Round-leaf Pomaderris (Pomaderris vacciniifolia)


The Round-leaf Pomaderris (Pomaderris vacciniifolia) is a medium shrub that grows to 3-4 metres high. It has small round leaves that are dark green and shiny on the upper surface and white below. The flowers are small and creamy white which occur in the leaf axil and bloom from October to November. Within Nillumbik the species are found in Valley Grassy Forest EVC dominated by Yellow Box and Candlebark. Around St Andrews it is also found within Creek-line Herb-rich Woodland EVC dominated by a Swamp Gum Eucalyptus ovata in wetter sites and Yellow Box Eucalyptus melliodora and Candlebark Eucalyptus rubida along alluvial terraces.

The Round-leaf Pomaderris are only recorded in Victoria and are found in small populations in mountain forest around Kinglake, Castella and Toolangi. In Nillumbik the species are found on roadsides in St Andrews and at reserves in Christmas Hills, St Andrews and Eltham. The Round-leaf Pomaderris is listed as threatened under the Flora and Fauna Guarantee Act 1988 and is endangered in Victoria. It is currently being considered for listing under the Environment Protection and Biodiversity Conservation Act 1999.
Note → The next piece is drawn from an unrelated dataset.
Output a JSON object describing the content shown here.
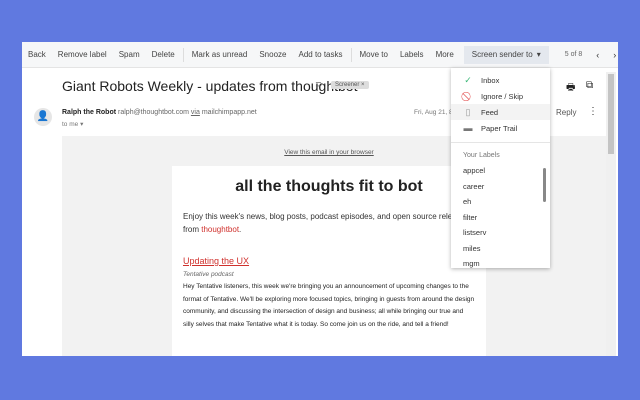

Recently, concerns have risen about the plant failing to reproduce successfully due to a number of factors including the previous prolonged drought and preference for a particular type of habitat. Other threats include natural and anthropogenic disturbances such as land clearance, browsing by deer, rabbits and hares, and weed invasion.

In February 2009, The Black Saturday Bushfires destroyed 98% of Kinglake National Park. This had a devastating impact on the Round-leaf Pomaderris and other native flora and fauna. Few years later Kinglake National Park is on its way to recovery.  Populations of Round-leaf Pomaderris were surveyed and surveys have shown impressive regeneration of this species within Kinglake National Park and a healthy population now occurs within the national park.

Wine-lipped Spider Orchid (Caladenia oenochila)


The Wine-lipped Spider-orchid (Caladenia oenochila) is a tall (to 30cm), hairy, erect, terrestrial orchid which has a wiry stem. It displays 1-2 sweetly perfumed flowers which are pale yellow-green with very dark red hairs on the tips and outer surface. The labellum or lip is undivided and is deep, dark red which is paler towards the base.

Wine-lipped Spider-orchid mostly occupies hillcrests and exposed hill slopes. Most of the sites where it has been recorded are consistent with Box Stringybark Woodland (Grassy Dry Forest). Vegetation commonly associated with Wine-lipped Spider orchids typically supports a rich diversity of shrubs, particularly peas and wattles, with a high diversity of grasses, daisies and other orchids. It also occurs in damp and valley sclerophyll forest and is associated with Creekline Herb-rich Woodland, Herb-rich Foothill Forest and Valley Grassy Forest. It prefers moist, well drained soils. The Shire of Nillumbik contains one of the largest concentrations of Wine-lip Spider-orchid in Victoria. This includes the largest known population of the species (over 800 plants in a reserve in St Andrews). All other populations are relatively small and many have declined over the last decade. The species is also localised in parts of outer-eastern Melbourne, including within the Dandenong Ranges.

The Wine-lipped Spider-orchid is listed as Vulnerable in Victoria. This rare orchid is uncommon due to habitat loss from land development. Other threats include weed invasion, grazing, predation, soil disturbance, shading from built structures and vegetation clearance. To conserve and minimise impacts of grazing and predation on the Wine-lipped Spider-orchid fencing and/or caging has been implemented. Hand pollination is often undertaken due to the absence or low abundance of natural pollinators and seed is collected and sown to help increase population sizes.

A program to propogate these orchids is underway with the help of the Royal Botanic Gardens, Melbourne.